(Work order): Read through the lines below and copy the ones holding the string "title".

# # # # #

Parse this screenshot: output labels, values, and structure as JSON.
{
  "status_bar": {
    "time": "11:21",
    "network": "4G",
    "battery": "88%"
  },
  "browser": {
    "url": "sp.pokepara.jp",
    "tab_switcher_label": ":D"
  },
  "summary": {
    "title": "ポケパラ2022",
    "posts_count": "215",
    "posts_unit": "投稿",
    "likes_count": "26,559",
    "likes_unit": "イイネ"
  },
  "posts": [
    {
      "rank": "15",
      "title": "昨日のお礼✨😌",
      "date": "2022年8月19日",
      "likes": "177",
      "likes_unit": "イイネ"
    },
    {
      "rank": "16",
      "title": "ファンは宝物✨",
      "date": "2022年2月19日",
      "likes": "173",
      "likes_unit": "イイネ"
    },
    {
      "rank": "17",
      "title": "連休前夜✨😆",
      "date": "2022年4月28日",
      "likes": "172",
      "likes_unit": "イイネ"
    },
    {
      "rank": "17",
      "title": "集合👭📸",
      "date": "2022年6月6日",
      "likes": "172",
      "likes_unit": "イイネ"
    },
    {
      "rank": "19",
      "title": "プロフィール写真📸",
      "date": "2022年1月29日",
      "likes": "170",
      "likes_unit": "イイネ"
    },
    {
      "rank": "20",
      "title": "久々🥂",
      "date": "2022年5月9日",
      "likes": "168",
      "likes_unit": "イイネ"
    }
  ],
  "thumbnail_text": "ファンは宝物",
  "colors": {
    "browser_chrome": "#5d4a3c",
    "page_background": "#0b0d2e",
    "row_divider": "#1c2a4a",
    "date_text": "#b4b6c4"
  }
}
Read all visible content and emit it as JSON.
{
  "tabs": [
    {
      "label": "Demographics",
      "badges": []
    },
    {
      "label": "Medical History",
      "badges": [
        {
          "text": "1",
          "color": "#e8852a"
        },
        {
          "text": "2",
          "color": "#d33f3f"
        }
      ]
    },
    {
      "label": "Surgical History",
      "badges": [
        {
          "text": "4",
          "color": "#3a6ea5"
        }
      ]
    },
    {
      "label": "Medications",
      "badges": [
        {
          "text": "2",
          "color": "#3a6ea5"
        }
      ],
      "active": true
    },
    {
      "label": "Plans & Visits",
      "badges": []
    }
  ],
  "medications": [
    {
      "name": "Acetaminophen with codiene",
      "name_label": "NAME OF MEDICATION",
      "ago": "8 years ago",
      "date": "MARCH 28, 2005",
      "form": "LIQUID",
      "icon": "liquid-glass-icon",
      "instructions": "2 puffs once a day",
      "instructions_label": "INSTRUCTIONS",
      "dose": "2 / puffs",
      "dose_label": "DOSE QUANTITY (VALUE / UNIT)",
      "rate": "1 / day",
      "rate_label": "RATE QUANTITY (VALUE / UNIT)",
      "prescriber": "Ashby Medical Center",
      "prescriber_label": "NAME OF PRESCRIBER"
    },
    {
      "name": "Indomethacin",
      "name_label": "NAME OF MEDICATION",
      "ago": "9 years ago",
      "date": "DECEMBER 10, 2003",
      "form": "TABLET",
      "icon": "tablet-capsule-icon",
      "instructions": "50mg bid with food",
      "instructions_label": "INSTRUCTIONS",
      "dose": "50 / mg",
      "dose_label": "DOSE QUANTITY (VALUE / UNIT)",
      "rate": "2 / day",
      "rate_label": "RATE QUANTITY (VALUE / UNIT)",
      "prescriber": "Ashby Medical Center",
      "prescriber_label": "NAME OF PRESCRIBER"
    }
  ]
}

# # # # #

(Answer space):
    "title": "ポケパラ2022",
      "title": "昨日のお礼✨😌",
      "title": "ファンは宝物✨",
      "title": "連休前夜✨😆",
      "title": "集合👭📸",
      "title": "プロフィール写真📸",
      "title": "久々🥂",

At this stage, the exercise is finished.